Data items
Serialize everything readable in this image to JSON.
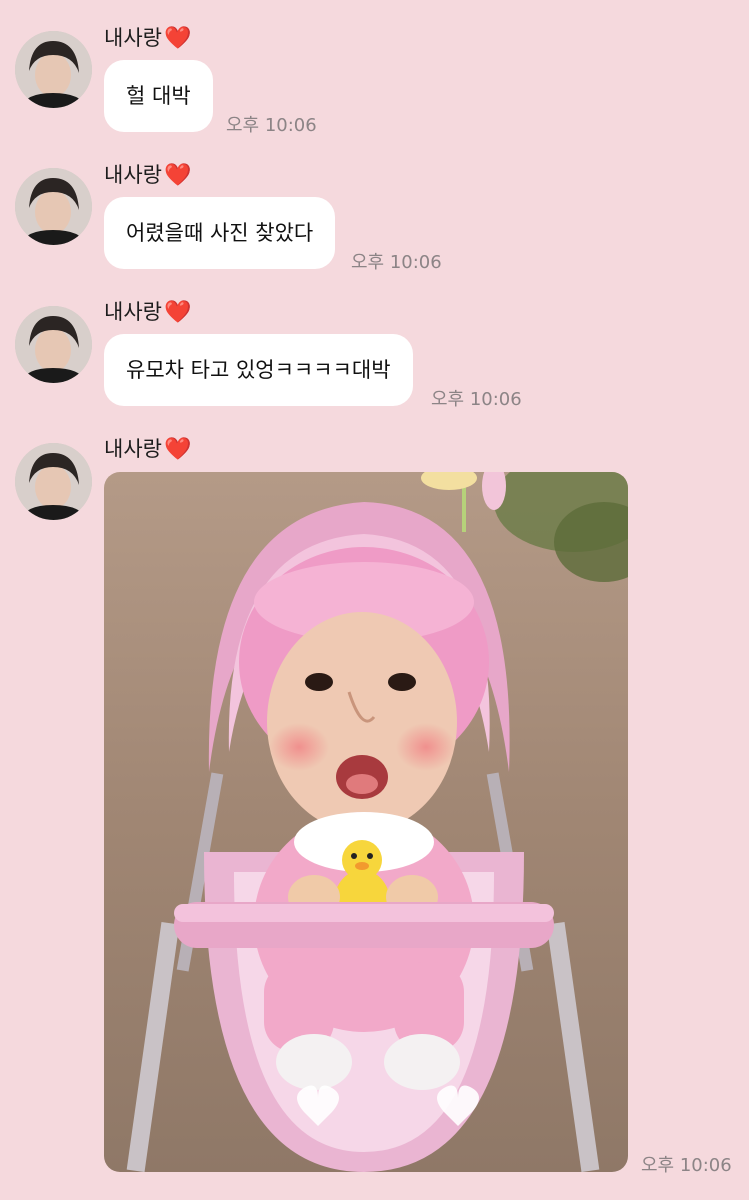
{
  "messages": [
    {
      "sender": "내사랑",
      "heart": "❤️",
      "text": "헐 대박",
      "time": "오후 10:06"
    },
    {
      "sender": "내사랑",
      "heart": "❤️",
      "text": "어렸을때 사진 찾았다",
      "time": "오후 10:06"
    },
    {
      "sender": "내사랑",
      "heart": "❤️",
      "text": "유모차 타고 있엉ㅋㅋㅋㅋ대박",
      "time": "오후 10:06"
    },
    {
      "sender": "내사랑",
      "heart": "❤️",
      "image": "baby-stroller-photo",
      "time": "오후 10:06"
    }
  ],
  "colors": {
    "background": "#f5d9dd",
    "bubble": "#ffffff",
    "time_text": "#8c8486",
    "heart": "#e0202e"
  }
}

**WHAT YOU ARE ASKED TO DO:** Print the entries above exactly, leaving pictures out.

**TASK RESPONSE:**
Serialize everything readable in this image to JSON.
{
  "messages": [
    {
      "sender": "내사랑",
      "heart": "❤️",
      "text": "헐 대박",
      "time": "오후 10:06"
    },
    {
      "sender": "내사랑",
      "heart": "❤️",
      "text": "어렸을때 사진 찾았다",
      "time": "오후 10:06"
    },
    {
      "sender": "내사랑",
      "heart": "❤️",
      "text": "유모차 타고 있엉ㅋㅋㅋㅋ대박",
      "time": "오후 10:06"
    },
    {
      "sender": "내사랑",
      "heart": "❤️",
      "image": "baby-stroller-photo",
      "time": "오후 10:06"
    }
  ],
  "colors": {
    "background": "#f5d9dd",
    "bubble": "#ffffff",
    "time_text": "#8c8486",
    "heart": "#e0202e"
  }
}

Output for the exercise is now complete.